• _WHAT IS BEING ASKED_
Please restate each entry that follows word for word.

• _Stored dataset items_
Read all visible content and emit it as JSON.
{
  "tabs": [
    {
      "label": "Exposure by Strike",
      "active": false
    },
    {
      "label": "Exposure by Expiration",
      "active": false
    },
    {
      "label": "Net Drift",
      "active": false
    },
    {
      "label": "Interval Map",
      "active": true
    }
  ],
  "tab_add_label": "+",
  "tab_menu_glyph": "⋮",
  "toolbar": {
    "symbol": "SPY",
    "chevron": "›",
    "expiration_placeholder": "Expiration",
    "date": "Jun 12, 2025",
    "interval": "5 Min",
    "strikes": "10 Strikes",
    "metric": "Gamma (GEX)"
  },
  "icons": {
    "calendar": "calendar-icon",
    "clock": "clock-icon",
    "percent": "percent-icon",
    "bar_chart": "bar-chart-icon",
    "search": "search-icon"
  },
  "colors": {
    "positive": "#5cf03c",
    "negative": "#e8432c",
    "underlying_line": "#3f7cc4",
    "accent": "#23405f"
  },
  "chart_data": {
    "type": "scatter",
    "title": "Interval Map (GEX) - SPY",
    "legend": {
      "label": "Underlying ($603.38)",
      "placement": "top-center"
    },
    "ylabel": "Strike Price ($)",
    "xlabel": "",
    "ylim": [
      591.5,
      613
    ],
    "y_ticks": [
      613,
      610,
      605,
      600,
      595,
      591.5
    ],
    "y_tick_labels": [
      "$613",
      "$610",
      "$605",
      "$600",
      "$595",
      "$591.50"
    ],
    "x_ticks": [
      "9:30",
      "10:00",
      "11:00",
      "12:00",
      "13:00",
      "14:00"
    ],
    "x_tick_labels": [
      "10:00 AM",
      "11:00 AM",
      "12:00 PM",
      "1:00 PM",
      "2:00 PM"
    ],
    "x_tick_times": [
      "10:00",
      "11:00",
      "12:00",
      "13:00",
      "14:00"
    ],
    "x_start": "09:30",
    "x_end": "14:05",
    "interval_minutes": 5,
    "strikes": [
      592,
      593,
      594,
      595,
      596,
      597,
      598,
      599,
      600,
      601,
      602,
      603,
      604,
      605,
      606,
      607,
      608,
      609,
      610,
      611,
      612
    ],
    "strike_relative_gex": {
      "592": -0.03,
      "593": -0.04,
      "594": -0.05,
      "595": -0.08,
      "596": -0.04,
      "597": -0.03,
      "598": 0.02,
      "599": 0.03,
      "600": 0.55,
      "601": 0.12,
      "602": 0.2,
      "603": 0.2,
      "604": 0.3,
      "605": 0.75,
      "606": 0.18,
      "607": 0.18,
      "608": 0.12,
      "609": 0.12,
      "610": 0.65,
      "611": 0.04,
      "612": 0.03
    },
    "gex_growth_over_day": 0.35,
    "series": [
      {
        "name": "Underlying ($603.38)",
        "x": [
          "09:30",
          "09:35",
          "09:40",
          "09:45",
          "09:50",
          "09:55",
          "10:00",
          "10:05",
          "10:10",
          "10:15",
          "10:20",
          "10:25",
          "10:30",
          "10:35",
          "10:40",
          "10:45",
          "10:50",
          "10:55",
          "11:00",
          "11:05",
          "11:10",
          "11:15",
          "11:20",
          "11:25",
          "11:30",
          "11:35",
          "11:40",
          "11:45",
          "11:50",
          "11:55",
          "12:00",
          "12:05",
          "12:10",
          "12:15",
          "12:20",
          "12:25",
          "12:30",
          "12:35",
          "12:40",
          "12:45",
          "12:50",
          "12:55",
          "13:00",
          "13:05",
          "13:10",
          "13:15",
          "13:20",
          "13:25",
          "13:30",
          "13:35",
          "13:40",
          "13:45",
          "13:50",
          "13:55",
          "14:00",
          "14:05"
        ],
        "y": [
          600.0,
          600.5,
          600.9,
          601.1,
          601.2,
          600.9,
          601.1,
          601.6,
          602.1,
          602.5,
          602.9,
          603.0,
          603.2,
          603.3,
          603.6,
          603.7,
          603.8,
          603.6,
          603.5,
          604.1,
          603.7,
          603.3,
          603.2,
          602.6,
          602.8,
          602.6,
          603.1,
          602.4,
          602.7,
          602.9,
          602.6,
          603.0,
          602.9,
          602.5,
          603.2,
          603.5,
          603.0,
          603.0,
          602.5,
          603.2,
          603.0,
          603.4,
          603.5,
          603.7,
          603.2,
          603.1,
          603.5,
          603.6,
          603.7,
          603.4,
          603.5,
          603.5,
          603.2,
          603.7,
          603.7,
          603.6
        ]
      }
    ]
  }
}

• _REPLY_
Read all visible content and emit it as JSON.
{
  "tabs": [
    {
      "label": "Exposure by Strike",
      "active": false
    },
    {
      "label": "Exposure by Expiration",
      "active": false
    },
    {
      "label": "Net Drift",
      "active": false
    },
    {
      "label": "Interval Map",
      "active": true
    }
  ],
  "tab_add_label": "+",
  "tab_menu_glyph": "⋮",
  "toolbar": {
    "symbol": "SPY",
    "chevron": "›",
    "expiration_placeholder": "Expiration",
    "date": "Jun 12, 2025",
    "interval": "5 Min",
    "strikes": "10 Strikes",
    "metric": "Gamma (GEX)"
  },
  "icons": {
    "calendar": "calendar-icon",
    "clock": "clock-icon",
    "percent": "percent-icon",
    "bar_chart": "bar-chart-icon",
    "search": "search-icon"
  },
  "colors": {
    "positive": "#5cf03c",
    "negative": "#e8432c",
    "underlying_line": "#3f7cc4",
    "accent": "#23405f"
  },
  "chart_data": {
    "type": "scatter",
    "title": "Interval Map (GEX) - SPY",
    "legend": {
      "label": "Underlying ($603.38)",
      "placement": "top-center"
    },
    "ylabel": "Strike Price ($)",
    "xlabel": "",
    "ylim": [
      591.5,
      613
    ],
    "y_ticks": [
      613,
      610,
      605,
      600,
      595,
      591.5
    ],
    "y_tick_labels": [
      "$613",
      "$610",
      "$605",
      "$600",
      "$595",
      "$591.50"
    ],
    "x_ticks": [
      "9:30",
      "10:00",
      "11:00",
      "12:00",
      "13:00",
      "14:00"
    ],
    "x_tick_labels": [
      "10:00 AM",
      "11:00 AM",
      "12:00 PM",
      "1:00 PM",
      "2:00 PM"
    ],
    "x_tick_times": [
      "10:00",
      "11:00",
      "12:00",
      "13:00",
      "14:00"
    ],
    "x_start": "09:30",
    "x_end": "14:05",
    "interval_minutes": 5,
    "strikes": [
      592,
      593,
      594,
      595,
      596,
      597,
      598,
      599,
      600,
      601,
      602,
      603,
      604,
      605,
      606,
      607,
      608,
      609,
      610,
      611,
      612
    ],
    "strike_relative_gex": {
      "592": -0.03,
      "593": -0.04,
      "594": -0.05,
      "595": -0.08,
      "596": -0.04,
      "597": -0.03,
      "598": 0.02,
      "599": 0.03,
      "600": 0.55,
      "601": 0.12,
      "602": 0.2,
      "603": 0.2,
      "604": 0.3,
      "605": 0.75,
      "606": 0.18,
      "607": 0.18,
      "608": 0.12,
      "609": 0.12,
      "610": 0.65,
      "611": 0.04,
      "612": 0.03
    },
    "gex_growth_over_day": 0.35,
    "series": [
      {
        "name": "Underlying ($603.38)",
        "x": [
          "09:30",
          "09:35",
          "09:40",
          "09:45",
          "09:50",
          "09:55",
          "10:00",
          "10:05",
          "10:10",
          "10:15",
          "10:20",
          "10:25",
          "10:30",
          "10:35",
          "10:40",
          "10:45",
          "10:50",
          "10:55",
          "11:00",
          "11:05",
          "11:10",
          "11:15",
          "11:20",
          "11:25",
          "11:30",
          "11:35",
          "11:40",
          "11:45",
          "11:50",
          "11:55",
          "12:00",
          "12:05",
          "12:10",
          "12:15",
          "12:20",
          "12:25",
          "12:30",
          "12:35",
          "12:40",
          "12:45",
          "12:50",
          "12:55",
          "13:00",
          "13:05",
          "13:10",
          "13:15",
          "13:20",
          "13:25",
          "13:30",
          "13:35",
          "13:40",
          "13:45",
          "13:50",
          "13:55",
          "14:00",
          "14:05"
        ],
        "y": [
          600.0,
          600.5,
          600.9,
          601.1,
          601.2,
          600.9,
          601.1,
          601.6,
          602.1,
          602.5,
          602.9,
          603.0,
          603.2,
          603.3,
          603.6,
          603.7,
          603.8,
          603.6,
          603.5,
          604.1,
          603.7,
          603.3,
          603.2,
          602.6,
          602.8,
          602.6,
          603.1,
          602.4,
          602.7,
          602.9,
          602.6,
          603.0,
          602.9,
          602.5,
          603.2,
          603.5,
          603.0,
          603.0,
          602.5,
          603.2,
          603.0,
          603.4,
          603.5,
          603.7,
          603.2,
          603.1,
          603.5,
          603.6,
          603.7,
          603.4,
          603.5,
          603.5,
          603.2,
          603.7,
          603.7,
          603.6
        ]
      }
    ]
  }
}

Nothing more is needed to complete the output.